The Nosebleed Year
BY AVA GOGA
Robert McQueen High School, ’16
2015 Adroit Prize for Poetry: Editors List
No angels, no handlebars, just elbows,
skidmarks, scars. We lived that summer
with our fingers in our small mouths,
like turned strawberries, unfired clay—
our bodies tadpole soft. I remember,
we didn’t know how to use our hands,
sock drawers hiding our brothers’
stolen pocket knives. Each morning
swung open like a switchblade, inside,
we found the wet and wriggling-
Minnows. Silverfish. Garden snakes
caught and kept in the bathtub. I remember.
How we slipped through time like that.
How we bled only in our sleep. I woke
to the shame of a blotched pillow, the baby fat
of my cheeks stained, face the color
of a rusted out car. That summer
we wore spit beneath our band-aids,
threw soda cans into the street
to get them to explode, then sucked
the spraying sugar, the sharp edges,
anything to prove we were still
made of sweetness and heat. I remember
how each day closed like a tongue
pressing the roof of a mouth,
how we found that newborn fawn,
motherless, naked, torn over asphalt
like the smear of a comet.
In elegy, my brother dipped the body
in gasoline and laid it down in the driveway
where the neighborhood kids gathered.
We knew, somehow, every day of our lives

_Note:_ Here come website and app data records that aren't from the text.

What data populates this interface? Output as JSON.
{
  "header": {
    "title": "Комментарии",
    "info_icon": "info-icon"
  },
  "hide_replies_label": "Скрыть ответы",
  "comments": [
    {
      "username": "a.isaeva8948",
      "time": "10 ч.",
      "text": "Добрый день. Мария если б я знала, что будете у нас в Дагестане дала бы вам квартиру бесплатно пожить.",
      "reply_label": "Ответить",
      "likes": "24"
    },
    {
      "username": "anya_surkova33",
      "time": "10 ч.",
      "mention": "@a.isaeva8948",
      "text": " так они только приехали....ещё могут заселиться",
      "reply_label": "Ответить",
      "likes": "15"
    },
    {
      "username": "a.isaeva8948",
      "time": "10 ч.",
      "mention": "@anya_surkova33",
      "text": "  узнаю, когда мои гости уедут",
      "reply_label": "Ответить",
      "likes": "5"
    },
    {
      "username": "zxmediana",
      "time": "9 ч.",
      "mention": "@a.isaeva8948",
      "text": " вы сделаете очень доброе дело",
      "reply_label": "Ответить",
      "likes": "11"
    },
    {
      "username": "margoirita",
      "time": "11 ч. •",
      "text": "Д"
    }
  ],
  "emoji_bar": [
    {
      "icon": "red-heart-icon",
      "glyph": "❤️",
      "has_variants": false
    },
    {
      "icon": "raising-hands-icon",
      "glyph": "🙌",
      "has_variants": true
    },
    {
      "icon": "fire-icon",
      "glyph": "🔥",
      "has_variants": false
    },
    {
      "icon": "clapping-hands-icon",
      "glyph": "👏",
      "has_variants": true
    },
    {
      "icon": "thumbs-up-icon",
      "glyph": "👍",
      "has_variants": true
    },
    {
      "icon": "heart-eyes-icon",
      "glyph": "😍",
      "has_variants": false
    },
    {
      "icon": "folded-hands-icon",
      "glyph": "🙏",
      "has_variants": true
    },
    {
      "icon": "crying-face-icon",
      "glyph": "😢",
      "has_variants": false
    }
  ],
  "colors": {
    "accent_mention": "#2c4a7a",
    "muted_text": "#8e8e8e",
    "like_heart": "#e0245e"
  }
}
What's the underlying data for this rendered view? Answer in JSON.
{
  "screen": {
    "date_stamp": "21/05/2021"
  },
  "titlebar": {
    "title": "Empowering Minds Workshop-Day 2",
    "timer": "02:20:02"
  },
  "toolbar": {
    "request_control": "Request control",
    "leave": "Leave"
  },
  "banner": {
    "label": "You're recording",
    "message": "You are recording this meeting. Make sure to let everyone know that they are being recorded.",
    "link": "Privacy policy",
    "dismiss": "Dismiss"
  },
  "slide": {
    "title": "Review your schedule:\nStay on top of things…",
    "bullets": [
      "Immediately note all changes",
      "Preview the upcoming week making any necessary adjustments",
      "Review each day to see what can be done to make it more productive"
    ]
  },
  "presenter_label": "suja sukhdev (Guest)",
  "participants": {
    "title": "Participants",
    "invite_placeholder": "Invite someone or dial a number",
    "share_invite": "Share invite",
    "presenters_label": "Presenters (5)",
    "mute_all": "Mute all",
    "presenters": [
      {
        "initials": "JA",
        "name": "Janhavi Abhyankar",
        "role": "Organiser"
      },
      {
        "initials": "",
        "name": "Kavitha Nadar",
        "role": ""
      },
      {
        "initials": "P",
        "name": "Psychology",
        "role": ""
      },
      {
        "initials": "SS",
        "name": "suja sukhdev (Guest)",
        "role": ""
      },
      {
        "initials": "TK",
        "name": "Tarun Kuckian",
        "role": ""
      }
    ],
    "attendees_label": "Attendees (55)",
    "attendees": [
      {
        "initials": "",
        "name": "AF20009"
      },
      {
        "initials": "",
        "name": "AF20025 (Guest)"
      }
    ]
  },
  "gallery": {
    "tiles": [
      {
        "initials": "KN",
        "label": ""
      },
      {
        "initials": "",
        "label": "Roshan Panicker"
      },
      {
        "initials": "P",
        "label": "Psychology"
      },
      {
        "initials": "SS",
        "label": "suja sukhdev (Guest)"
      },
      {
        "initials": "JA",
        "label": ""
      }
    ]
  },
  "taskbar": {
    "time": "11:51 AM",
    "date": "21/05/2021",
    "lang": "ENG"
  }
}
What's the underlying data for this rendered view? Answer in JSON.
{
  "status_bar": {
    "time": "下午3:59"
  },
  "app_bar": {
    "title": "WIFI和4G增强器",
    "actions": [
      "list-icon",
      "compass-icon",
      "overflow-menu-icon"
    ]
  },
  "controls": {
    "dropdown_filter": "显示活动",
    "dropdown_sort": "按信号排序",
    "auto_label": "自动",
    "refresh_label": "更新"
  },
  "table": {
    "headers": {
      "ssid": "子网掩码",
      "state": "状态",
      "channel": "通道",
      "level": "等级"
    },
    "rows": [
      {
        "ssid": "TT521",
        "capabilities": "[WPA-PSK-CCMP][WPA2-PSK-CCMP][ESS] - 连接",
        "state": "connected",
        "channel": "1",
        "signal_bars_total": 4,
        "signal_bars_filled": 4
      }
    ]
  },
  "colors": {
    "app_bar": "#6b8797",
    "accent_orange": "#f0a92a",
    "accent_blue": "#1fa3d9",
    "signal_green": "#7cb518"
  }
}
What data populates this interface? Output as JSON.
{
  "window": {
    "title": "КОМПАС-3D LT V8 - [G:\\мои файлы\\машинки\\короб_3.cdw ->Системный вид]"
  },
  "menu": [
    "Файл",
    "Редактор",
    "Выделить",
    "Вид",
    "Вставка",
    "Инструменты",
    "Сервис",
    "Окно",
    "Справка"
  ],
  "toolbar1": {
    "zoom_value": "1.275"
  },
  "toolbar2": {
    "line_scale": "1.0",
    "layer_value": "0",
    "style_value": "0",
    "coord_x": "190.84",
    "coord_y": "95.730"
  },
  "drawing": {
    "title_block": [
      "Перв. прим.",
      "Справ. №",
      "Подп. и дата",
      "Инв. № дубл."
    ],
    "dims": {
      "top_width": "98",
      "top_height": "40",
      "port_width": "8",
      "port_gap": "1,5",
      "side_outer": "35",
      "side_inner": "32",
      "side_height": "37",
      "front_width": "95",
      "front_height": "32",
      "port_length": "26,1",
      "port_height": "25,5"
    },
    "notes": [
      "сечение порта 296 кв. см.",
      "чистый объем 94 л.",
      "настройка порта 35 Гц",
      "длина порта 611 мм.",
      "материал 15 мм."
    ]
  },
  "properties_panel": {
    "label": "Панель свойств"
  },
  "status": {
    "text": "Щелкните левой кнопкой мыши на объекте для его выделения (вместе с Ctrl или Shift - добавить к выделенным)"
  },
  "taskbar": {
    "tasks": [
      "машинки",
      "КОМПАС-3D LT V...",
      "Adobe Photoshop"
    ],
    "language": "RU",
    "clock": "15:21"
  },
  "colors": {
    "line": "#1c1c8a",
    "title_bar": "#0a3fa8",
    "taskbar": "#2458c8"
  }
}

had led up to this; the smoke drawn and purged
from that curled form, that curled form, glowing,
the martyr of our softness.